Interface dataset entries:

━━━━━━━━━━━━━━━━━━━━

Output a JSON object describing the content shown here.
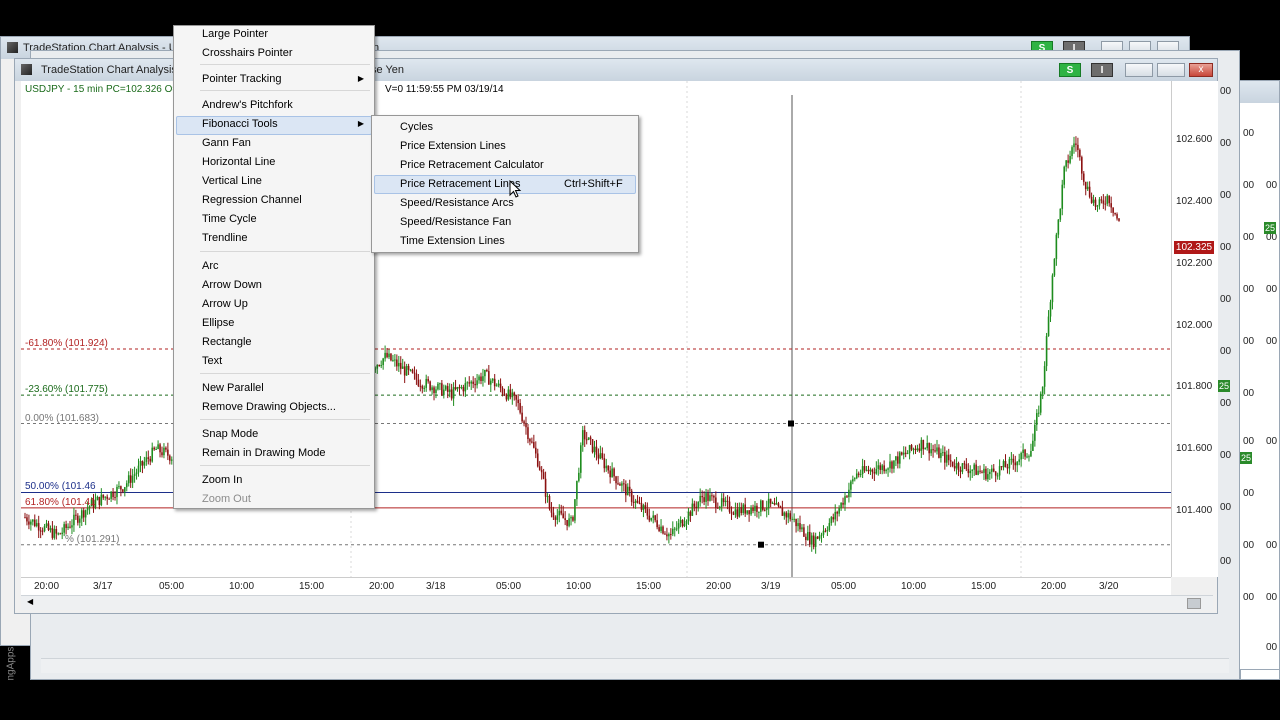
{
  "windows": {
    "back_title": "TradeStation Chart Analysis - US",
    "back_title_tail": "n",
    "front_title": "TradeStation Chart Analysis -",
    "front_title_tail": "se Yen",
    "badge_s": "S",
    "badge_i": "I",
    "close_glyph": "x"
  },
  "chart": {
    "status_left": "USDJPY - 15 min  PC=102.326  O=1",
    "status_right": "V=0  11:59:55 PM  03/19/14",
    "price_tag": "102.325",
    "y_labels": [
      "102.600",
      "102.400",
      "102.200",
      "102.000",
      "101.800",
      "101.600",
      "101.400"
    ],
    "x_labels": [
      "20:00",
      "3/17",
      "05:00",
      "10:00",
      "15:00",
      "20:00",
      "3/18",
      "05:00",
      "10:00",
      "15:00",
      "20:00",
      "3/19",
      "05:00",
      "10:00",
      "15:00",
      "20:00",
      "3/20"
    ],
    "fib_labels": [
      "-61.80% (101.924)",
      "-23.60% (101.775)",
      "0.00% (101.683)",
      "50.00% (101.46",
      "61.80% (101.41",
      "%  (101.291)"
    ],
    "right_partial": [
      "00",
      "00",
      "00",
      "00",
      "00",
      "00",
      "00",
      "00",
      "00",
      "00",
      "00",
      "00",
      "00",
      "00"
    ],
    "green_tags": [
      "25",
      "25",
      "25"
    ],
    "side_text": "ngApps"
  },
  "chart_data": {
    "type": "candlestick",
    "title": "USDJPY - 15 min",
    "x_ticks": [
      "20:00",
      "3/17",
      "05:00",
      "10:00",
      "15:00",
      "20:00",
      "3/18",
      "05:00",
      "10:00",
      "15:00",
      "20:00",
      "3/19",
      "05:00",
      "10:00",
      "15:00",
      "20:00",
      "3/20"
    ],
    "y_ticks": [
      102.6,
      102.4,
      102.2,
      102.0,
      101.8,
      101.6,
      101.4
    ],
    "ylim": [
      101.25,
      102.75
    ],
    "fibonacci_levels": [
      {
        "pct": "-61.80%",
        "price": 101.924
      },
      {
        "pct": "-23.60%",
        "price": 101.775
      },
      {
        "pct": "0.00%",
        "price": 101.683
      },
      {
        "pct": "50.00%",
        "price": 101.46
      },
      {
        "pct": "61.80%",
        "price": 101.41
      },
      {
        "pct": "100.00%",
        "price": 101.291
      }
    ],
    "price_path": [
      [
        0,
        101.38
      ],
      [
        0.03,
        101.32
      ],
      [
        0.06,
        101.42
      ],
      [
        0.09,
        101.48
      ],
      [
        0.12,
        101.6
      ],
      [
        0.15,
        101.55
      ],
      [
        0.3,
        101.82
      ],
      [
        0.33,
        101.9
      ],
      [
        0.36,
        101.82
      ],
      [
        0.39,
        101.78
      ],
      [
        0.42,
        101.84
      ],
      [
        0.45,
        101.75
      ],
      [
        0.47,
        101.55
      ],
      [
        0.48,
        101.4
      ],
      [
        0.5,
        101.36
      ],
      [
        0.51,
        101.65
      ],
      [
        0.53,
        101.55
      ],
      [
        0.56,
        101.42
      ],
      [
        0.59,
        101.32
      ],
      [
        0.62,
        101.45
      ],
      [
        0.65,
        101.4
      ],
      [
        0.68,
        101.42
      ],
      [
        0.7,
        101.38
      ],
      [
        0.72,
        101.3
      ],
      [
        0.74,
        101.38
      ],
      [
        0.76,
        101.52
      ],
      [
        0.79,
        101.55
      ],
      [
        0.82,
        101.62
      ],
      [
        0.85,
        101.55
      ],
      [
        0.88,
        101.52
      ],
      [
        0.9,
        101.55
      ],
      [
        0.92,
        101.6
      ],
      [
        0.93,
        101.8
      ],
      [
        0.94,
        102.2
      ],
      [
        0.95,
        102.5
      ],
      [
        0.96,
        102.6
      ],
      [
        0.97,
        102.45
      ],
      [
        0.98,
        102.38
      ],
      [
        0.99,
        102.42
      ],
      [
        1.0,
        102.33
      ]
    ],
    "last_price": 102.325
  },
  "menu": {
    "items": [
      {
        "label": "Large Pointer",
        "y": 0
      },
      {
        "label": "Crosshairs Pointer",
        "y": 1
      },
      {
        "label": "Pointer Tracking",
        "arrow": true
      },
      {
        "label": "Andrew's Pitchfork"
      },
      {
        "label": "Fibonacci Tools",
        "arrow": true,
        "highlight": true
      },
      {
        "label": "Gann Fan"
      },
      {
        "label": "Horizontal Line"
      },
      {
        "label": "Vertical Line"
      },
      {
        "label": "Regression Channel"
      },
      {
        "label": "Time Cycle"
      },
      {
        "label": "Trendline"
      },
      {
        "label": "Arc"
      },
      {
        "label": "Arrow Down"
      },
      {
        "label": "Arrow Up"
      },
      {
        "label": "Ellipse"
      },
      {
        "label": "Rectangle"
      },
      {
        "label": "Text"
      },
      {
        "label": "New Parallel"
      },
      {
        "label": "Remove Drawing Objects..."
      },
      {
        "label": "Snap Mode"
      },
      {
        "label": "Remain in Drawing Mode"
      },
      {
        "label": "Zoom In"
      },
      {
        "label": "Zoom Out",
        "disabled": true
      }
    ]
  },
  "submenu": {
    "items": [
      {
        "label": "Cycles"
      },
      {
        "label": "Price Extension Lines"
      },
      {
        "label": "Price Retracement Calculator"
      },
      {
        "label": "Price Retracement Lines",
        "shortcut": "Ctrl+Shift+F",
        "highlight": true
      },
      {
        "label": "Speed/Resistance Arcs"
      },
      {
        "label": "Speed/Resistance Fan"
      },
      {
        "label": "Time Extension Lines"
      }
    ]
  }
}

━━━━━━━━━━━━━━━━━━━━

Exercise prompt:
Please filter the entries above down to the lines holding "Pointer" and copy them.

Problem solution:
        "label": "Large Pointer",
        "label": "Crosshairs Pointer",
        "label": "Pointer Tracking",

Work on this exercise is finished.